» Aim of the task
Go through the data and count the lines holding the string "code". Write only the number.

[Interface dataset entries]
>>>>>

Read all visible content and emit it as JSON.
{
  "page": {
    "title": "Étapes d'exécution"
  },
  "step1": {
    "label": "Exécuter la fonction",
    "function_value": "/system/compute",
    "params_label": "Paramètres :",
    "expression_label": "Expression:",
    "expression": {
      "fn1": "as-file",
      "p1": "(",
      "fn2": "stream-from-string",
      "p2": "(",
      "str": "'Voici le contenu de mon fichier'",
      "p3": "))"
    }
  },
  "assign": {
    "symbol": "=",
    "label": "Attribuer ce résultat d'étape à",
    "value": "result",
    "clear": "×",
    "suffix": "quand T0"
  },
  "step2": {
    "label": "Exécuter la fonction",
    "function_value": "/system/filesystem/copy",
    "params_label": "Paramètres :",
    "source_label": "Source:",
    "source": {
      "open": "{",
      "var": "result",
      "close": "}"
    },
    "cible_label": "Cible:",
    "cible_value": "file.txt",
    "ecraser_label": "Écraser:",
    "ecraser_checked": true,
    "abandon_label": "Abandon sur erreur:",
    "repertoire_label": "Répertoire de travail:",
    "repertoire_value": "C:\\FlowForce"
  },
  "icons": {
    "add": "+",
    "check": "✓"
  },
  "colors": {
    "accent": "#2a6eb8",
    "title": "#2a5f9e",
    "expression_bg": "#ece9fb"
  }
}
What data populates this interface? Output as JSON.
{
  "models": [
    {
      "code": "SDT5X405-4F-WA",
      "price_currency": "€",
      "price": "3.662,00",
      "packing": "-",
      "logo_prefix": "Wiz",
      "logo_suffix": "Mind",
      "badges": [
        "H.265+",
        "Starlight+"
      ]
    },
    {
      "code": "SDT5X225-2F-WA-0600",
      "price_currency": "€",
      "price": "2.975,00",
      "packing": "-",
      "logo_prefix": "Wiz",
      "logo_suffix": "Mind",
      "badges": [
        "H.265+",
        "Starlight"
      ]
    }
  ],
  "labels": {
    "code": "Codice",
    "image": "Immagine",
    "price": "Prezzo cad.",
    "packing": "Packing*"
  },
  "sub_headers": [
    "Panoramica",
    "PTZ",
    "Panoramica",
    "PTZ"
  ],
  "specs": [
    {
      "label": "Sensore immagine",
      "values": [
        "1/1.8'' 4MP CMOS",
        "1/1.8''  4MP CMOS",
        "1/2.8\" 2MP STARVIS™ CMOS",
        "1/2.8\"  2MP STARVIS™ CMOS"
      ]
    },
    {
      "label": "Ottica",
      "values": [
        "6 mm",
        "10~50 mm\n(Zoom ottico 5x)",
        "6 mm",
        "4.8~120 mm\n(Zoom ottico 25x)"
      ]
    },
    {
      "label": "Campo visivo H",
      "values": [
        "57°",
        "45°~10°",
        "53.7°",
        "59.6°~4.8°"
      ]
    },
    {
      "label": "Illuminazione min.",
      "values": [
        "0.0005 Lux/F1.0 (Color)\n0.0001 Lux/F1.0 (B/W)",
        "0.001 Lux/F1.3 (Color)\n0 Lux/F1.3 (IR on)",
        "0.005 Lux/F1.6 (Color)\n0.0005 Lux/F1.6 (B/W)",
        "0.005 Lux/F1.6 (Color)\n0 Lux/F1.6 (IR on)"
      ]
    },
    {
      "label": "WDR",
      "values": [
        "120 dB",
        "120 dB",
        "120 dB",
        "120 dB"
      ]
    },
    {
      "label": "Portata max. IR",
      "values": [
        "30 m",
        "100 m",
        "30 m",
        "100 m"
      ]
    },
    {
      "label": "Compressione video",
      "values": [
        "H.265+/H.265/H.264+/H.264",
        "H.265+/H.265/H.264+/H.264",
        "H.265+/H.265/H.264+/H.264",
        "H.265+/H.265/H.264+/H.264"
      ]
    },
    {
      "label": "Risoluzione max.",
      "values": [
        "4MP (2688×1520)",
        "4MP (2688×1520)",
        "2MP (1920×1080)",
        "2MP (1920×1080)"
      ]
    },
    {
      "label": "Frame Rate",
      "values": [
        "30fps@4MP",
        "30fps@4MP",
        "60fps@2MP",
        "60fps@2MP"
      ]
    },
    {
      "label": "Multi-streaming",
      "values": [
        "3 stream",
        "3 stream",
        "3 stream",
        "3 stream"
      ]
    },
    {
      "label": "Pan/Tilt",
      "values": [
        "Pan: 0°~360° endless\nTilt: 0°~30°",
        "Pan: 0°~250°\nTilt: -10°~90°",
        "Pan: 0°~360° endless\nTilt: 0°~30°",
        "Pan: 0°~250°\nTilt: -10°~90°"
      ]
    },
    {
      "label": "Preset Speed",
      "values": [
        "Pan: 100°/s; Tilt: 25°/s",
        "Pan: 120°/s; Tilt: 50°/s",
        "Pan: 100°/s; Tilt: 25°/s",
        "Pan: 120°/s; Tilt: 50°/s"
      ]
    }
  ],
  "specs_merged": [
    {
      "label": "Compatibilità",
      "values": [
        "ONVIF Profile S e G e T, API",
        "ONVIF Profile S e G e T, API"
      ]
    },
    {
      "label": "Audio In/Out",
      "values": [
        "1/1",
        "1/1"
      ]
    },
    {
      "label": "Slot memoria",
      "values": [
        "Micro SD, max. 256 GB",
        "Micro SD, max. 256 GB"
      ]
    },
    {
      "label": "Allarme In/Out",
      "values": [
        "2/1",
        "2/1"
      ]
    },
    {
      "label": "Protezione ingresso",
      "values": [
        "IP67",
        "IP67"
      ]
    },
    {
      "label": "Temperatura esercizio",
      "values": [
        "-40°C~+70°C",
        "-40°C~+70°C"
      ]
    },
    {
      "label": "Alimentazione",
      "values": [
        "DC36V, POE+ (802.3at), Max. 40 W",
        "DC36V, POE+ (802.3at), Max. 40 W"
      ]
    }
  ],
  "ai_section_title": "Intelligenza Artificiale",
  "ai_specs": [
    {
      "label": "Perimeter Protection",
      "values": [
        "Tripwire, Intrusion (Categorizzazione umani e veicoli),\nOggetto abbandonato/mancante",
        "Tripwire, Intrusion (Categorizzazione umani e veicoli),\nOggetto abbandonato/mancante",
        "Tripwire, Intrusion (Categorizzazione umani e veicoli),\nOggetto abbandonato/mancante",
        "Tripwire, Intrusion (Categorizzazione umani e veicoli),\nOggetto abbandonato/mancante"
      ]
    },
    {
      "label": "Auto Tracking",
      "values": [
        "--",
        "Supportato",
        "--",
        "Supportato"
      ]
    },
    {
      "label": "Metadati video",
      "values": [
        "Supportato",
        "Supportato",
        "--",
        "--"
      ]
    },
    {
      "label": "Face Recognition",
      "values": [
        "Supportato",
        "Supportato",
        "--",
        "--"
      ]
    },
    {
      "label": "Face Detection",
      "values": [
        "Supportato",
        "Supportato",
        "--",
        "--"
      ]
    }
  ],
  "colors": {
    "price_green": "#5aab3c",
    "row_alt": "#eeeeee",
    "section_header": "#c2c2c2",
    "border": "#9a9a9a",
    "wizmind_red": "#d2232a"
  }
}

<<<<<

» Solution below
3